Despite a pretty complex task of combining two very sophisticated complications together in one movement, Patek manages to keep this one confined to a 40mm platinum case. In addition, the conservative watchmaker includes interchangeable sapphire and solid casebacks. Something tells me that many of Patek’s purist customers have probably never warmed up to the exhibition caseback.
The new L11 is the first watch with a rectangular case by Armand Nicolet. Although the primary feature of this watch is an original 1959 hand-wind movement, reworked and finished to modern standards, the appearance of the watch is exquisite.
While a thin, rectangular watch with a narrow bezel like this can sometimes ere on the side of being overly delicate looking instead of elegant, the sharp geometric angles cut into the steel case of the L11 lend an understated masculinity to the overall impression of the watch. The case is the primary visual feature of the watch and the designers have not allowed any other feature including a clean white dial and good quality handstitched, but plain black alligator strap to detract from it.
The Armand Nicolet L11 will be limited to 499 pieces, because apparently, they only had that many of the vintage 1959 movements on-hand. The movement by the way is a hand-wound caliber AN0712A with 16 jewels, 18,800 vib/h and a 34-hour power reserve.

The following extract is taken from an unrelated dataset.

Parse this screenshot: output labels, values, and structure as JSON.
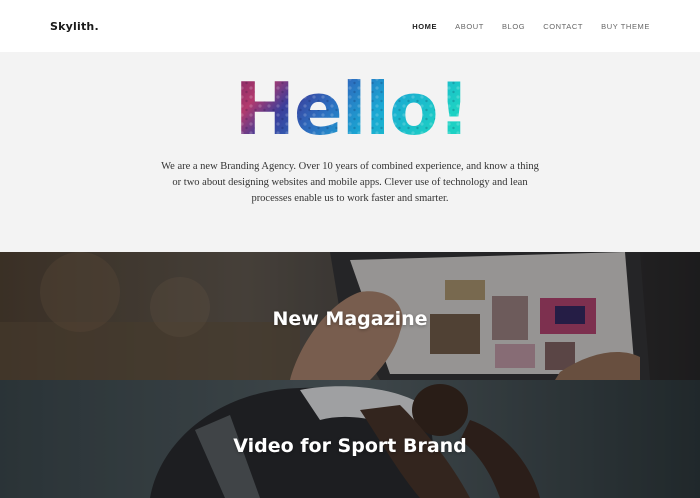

Just in time to capitalize on the excitement that is already building for the 2014 FIFA World Cup in Brazil, Steelcraft, a small Swiss company with some impressive designs, is out with it’s Brasil Concept Watch which pays homage to its namesake country with Brazil’s national colors, colors which I will be wearing frequently in the summer of 2014.